It was a long, shaky summer for the credit markets. The media seized on a crisis and redundantly played the story over and over and over as if smelling and selling to fear. The National market has hit the skids in a big way. New home sales numbers are dismal, so dismal in fact, some on Wall Street are calling it a bottom, just because they cannot conceive of any numbers that could be worse. Mortgage rates popped, especially for jumbo loans, only exacerbating the problem. Many have begun using the "R" word in reference to the national economy, many blaming the housing market as it's eventual cause. All the while, the New York, specifically the Manhattan market has held up, virtually untouched. For the past year many have wondered, can the New York market possibly weather this incredible national storm? Thus far it has. Not only has the NY market held up, in many ways it has gone in the complete opposite direction. Inventory, as tracked by Johnathan Miller Associates (quoted on Curbed.com) has dropped 31% year over year, while average prices in Manhattan have leaped to an all-time record $1,370,000.. Can we weather this storm? We have so far, and indications are getting clearer that we will. Here is part of my reasoning:

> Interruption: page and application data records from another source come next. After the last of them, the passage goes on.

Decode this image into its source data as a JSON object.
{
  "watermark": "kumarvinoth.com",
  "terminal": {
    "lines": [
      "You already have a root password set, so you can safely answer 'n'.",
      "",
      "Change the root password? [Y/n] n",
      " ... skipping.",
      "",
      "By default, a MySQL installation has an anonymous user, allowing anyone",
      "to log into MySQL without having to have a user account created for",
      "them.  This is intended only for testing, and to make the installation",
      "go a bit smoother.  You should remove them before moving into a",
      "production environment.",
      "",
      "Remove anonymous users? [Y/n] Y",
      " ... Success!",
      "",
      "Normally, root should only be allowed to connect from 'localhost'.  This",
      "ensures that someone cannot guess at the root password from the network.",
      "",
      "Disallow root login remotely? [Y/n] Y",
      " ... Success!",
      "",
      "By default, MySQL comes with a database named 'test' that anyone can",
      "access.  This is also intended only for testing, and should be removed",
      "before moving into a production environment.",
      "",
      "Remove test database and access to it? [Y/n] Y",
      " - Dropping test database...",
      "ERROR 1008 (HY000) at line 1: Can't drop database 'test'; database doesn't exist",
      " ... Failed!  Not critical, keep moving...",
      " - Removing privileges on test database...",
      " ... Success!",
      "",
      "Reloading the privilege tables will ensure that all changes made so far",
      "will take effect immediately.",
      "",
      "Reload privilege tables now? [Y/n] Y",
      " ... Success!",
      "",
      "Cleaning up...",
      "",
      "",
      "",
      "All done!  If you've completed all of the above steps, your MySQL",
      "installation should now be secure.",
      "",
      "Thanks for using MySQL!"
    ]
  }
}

1- I might as well start with my whopper- Wall Street bonuses will be higher this year than last. This may go against conventional wisdom, but here is my thinking. Last year, Goldman Sachs accounted for 60% of all Wall Street bonuses ($16.5 Billion of the $23.9Billion total). Goldman Sachs is having a terrific year, above estimates every quarter, and year end earnings are expected to grow by at least 22%. Add 22% to last year's bonuses and you have over $20 Billion in bonuses for 2007 from Goldman alone. Therefore, if all four of the rest of the big 5 Wall Street firms were to cut bonuses in half, you still come up with a number over $24 Billion, higher than last year. I believe that there is upside to that number. As we all learned as 2006 turned to 2007, Wall Street bonus money is a huge stimulus to the real estate market, and I would expect little difference this time around.
2- The 30 year jumbo mortgage rate is trending down. After a pop to 7.25% in August, the average rate now stands at 6.875%. While the spread between jumbo rates and the 10 year t-bill has narrowed, there is still a long way to go. The Libor rate has dropped by 1/2 of a point in the same time frame, and commercial paper yields backed by mortgages have dropped 1%. With another fed cut likely before the end of the year, and a slowing national economy, it looks like this trend will hold, and 30 year Jumbo rates should drop to 6.5% and possibly less by January.

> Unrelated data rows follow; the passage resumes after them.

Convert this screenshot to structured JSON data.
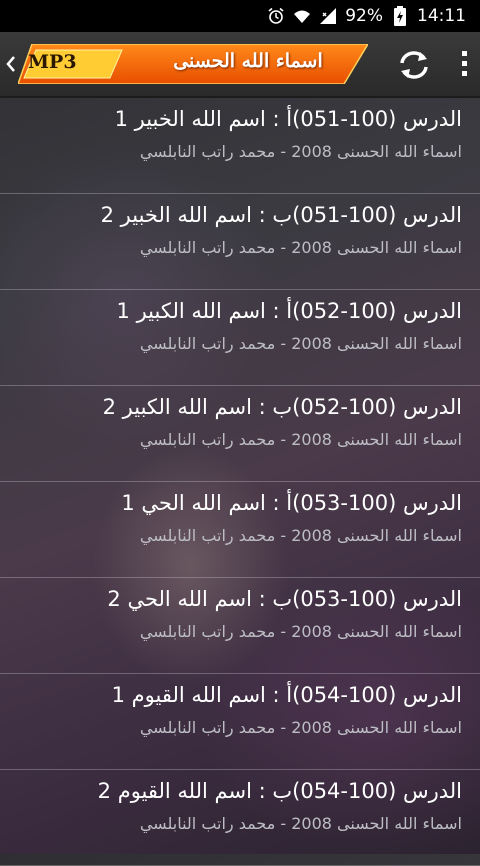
{
  "status_bar": {
    "battery_percent": "92%",
    "time": "14:11",
    "icons": [
      "alarm-icon",
      "wifi-icon",
      "signal-icon",
      "battery-charging-icon"
    ]
  },
  "app_bar": {
    "title": "اسماء الله الحسنى",
    "badge": "MP3",
    "icons": [
      "back-chevron-icon",
      "refresh-icon",
      "overflow-menu-icon"
    ],
    "banner_color": "#ff6a00"
  },
  "lessons": [
    {
      "title": "الدرس (100-051)أ : اسم الله الخبير 1",
      "subtitle": "اسماء الله الحسنى 2008 - محمد راتب النابلسي"
    },
    {
      "title": "الدرس (100-051)ب : اسم الله الخبير 2",
      "subtitle": "اسماء الله الحسنى 2008 - محمد راتب النابلسي"
    },
    {
      "title": "الدرس (100-052)أ : اسم الله الكبير 1",
      "subtitle": "اسماء الله الحسنى 2008 - محمد راتب النابلسي"
    },
    {
      "title": "الدرس (100-052)ب : اسم الله الكبير 2",
      "subtitle": "اسماء الله الحسنى 2008 - محمد راتب النابلسي"
    },
    {
      "title": "الدرس (100-053)أ : اسم الله الحي 1",
      "subtitle": "اسماء الله الحسنى 2008 - محمد راتب النابلسي"
    },
    {
      "title": "الدرس (100-053)ب : اسم الله الحي 2",
      "subtitle": "اسماء الله الحسنى 2008 - محمد راتب النابلسي"
    },
    {
      "title": "الدرس (100-054)أ : اسم الله القيوم 1",
      "subtitle": "اسماء الله الحسنى 2008 - محمد راتب النابلسي"
    },
    {
      "title": "الدرس (100-054)ب : اسم الله القيوم 2",
      "subtitle": "اسماء الله الحسنى 2008 - محمد راتب النابلسي"
    }
  ]
}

3- The dollar is still at historic lows and continues to draw overseas investors to NY real estate.
4- Inventory, as mentioned before, is very low, so there will be more money chasing fewer apartments.

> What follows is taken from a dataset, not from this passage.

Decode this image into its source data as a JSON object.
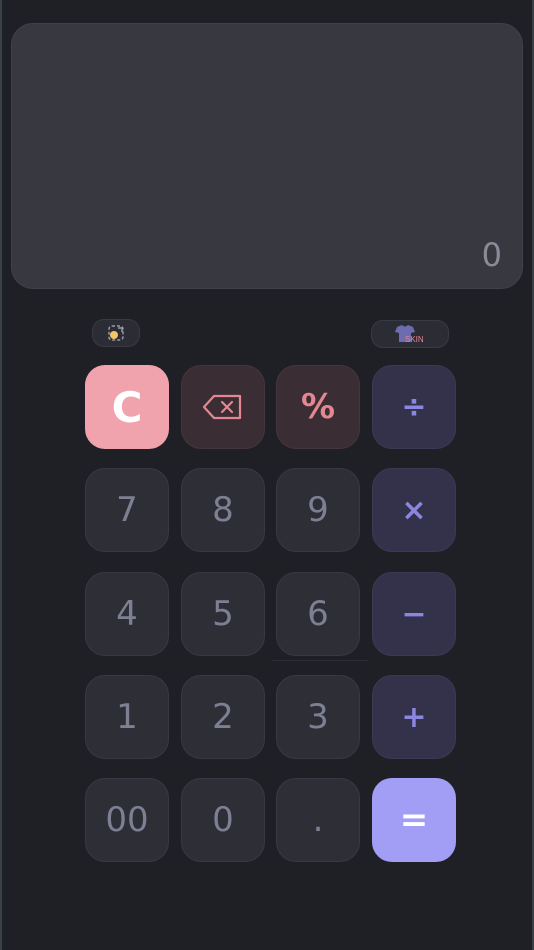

So there you have it. Barring some extraordinary event or crisis, you have a solid recipe for price appreciation in the near term.